**Exercise inputs:**
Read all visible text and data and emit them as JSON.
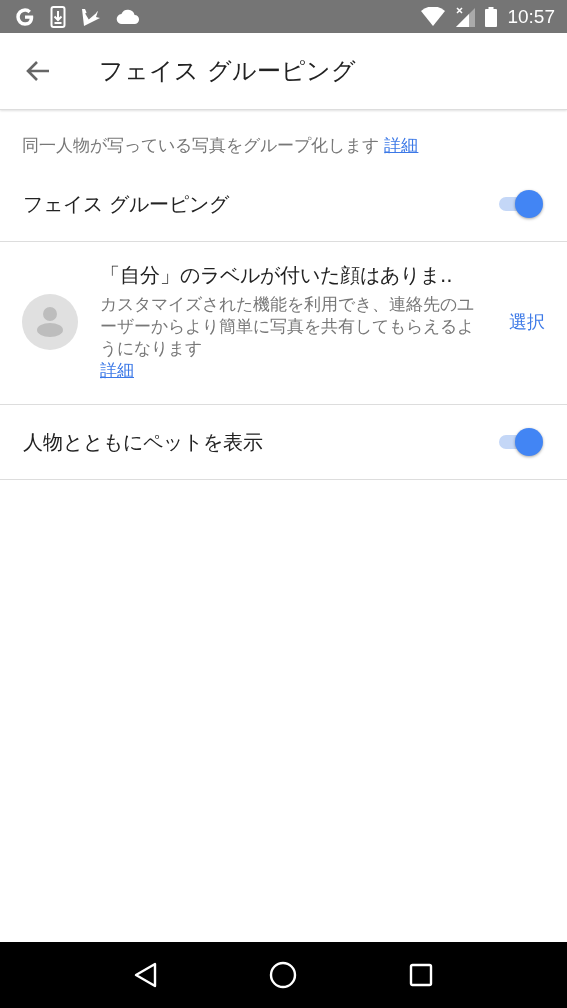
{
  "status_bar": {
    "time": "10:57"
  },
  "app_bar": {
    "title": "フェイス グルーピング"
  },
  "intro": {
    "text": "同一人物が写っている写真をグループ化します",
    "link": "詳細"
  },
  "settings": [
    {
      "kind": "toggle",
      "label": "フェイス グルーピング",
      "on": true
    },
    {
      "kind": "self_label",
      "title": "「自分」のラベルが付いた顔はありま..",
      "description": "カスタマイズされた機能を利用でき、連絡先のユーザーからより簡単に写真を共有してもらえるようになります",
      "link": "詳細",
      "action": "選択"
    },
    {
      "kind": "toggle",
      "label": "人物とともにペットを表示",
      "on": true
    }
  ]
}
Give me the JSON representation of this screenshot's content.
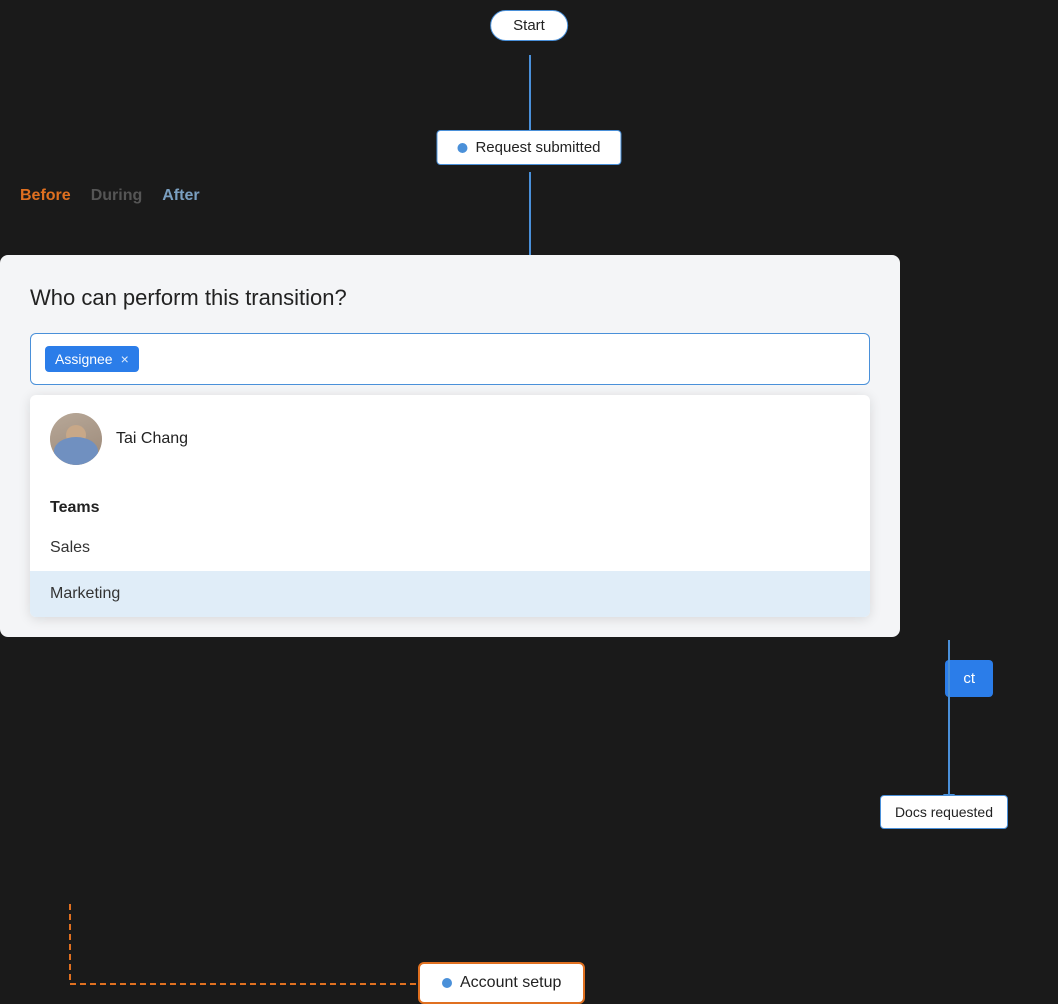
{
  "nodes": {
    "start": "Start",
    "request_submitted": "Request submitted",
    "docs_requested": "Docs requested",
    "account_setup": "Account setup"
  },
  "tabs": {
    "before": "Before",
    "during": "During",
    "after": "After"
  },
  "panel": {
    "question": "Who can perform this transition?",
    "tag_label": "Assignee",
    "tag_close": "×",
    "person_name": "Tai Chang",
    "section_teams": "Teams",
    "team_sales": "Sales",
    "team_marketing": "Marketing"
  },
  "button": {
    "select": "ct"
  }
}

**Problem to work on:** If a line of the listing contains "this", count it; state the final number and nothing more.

**Response area:** 2